geography-teacher-4

Alright, it’s teacher time. The first thing you need to know is what Flow can do. Some might say, “Hey wait, shouldn’t you focus on what Flow IS first?” Usually, I would say yes, but the key point here is that you know its worth. Flow can come across as complicated and having a high bar of entry, but if you’re aware of the crystallized AWESOME that it is capable of, you’re more likely to stick it out to the end. Trust me, it’s worth it. So what can it do that other tools cannot?

1. Create records

muffinbutton

Ever wanted to automatically create a new account, case, or other kind of non-task record using Workflow? Can’t be done, can it? Record creation has long been the domain of APEX and custom-URL buttons. NOT ANYMORE, MY FRIENDS.

Visual Workflow gives you not just the power to edit records, but to create and delete them as well.

  • Want a button that creates 4 pre-determined records with one click? You can do that.
  • Want a button that removes one opportunity product and replaces it with another? You can do that.
  • Want a button that can clone an Opportunity but will only pull over specific fields? YOU CAN DO THAT.
  • And the advantage it has over custom URL buttons is the fact that it can do multiple records at once, even if they are in DIFFERENT OBJECTS. MIND… BLOWN.

IT’S LIKE A BUTTON THAT MAKES MUFFINS. Except it makes records. Which is just as awesome but actually more useful. Unless you have a medical condition that prohibits you from eating any food that is not a muffin. That would be useful, then.

2. If…Then…Else (with Nesting!)

IF-THEN-ELSE-END_flowchart

Anyone with an coding experience will get what that is, but otherwise think of it like extremely advanced filtering for workflow. With regular Workflow, if you wished to do automation that could go down different branching paths based on different sets of criteria, you’d have to write multiple workflow rules, and you’d have a hell of a time trying to get multiples to interact with one another.

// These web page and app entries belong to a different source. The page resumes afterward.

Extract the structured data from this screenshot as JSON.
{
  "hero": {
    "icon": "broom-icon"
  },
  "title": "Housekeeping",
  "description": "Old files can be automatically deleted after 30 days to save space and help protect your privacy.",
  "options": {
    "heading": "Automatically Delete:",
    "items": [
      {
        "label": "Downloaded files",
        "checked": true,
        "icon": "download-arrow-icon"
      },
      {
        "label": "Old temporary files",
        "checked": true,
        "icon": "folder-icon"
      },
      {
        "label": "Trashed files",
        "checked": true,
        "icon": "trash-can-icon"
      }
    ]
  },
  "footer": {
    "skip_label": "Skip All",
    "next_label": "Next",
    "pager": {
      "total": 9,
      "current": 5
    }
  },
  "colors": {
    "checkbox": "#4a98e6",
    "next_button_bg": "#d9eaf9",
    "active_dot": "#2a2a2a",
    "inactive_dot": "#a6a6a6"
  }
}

If your filter criteria are in different objects, you’d just wash your hands of it.

But not so with Visual Workflow! Base your Opp workflow off of your Opportunity History! Create multiple branches that pass information down to the following automated actions, even if you keep branching and branching by more and more filters! Write automation that acts based on a combination of data in your records and questions asked of the user when they start the process!

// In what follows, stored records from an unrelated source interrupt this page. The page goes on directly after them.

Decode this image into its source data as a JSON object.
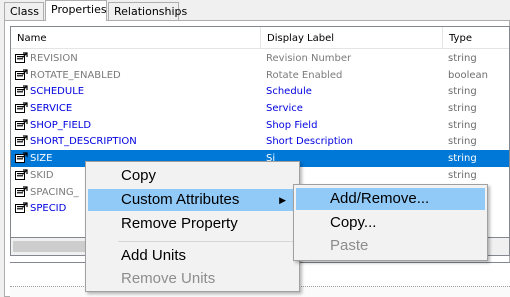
{
  "tabs": [
    {
      "label": "Class"
    },
    {
      "label": "Properties"
    },
    {
      "label": "Relationships"
    }
  ],
  "active_tab": "Properties",
  "columns": {
    "name": "Name",
    "display_label": "Display Label",
    "type": "Type"
  },
  "rows": [
    {
      "name": "REVISION",
      "label": "Revision Number",
      "type": "string",
      "style": "gray"
    },
    {
      "name": "ROTATE_ENABLED",
      "label": "Rotate Enabled",
      "type": "boolean",
      "style": "gray"
    },
    {
      "name": "SCHEDULE",
      "label": "Schedule",
      "type": "string",
      "style": "blue"
    },
    {
      "name": "SERVICE",
      "label": "Service",
      "type": "string",
      "style": "blue"
    },
    {
      "name": "SHOP_FIELD",
      "label": "Shop Field",
      "type": "string",
      "style": "blue"
    },
    {
      "name": "SHORT_DESCRIPTION",
      "label": "Short Description",
      "type": "string",
      "style": "blue"
    },
    {
      "name": "SIZE",
      "label": "Si",
      "type": "string",
      "style": "selected"
    },
    {
      "name": "SKID",
      "label": "",
      "type": "string",
      "style": "gray"
    },
    {
      "name": "SPACING_",
      "label": "",
      "type": "string",
      "style": "gray"
    },
    {
      "name": "SPECID",
      "label": "",
      "type": "string",
      "style": "blue"
    }
  ],
  "context_menu": {
    "copy": "Copy",
    "custom_attributes": "Custom Attributes",
    "remove_property": "Remove Property",
    "add_units": "Add Units",
    "remove_units": "Remove Units"
  },
  "submenu": {
    "add_remove": "Add/Remove...",
    "copy": "Copy...",
    "paste": "Paste"
  },
  "colors": {
    "selection": "#0078d7",
    "menu_hover": "#91c9f7",
    "link_text": "#0000e0",
    "muted_text": "#7a7a7a"
  },
  "icons": {
    "row_icon": "property-icon",
    "submenu_arrow": "chevron-right-icon"
  }
}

This screenshot is but a sample from a live Flow running in our instance:

Sample - Priority Flag

You don’t have to get as complex as this in your Flow, but it’s a relief to know that you have the ability if it’s needed!

That’ll do for today’s blog post! Later this week, I’ll publish Part 2, explaining two more awesome button-click-exclusive capabilities of Visual Workflow and what it means when we get all these horses lined up and ready to run.

TO BE CONCLUDED…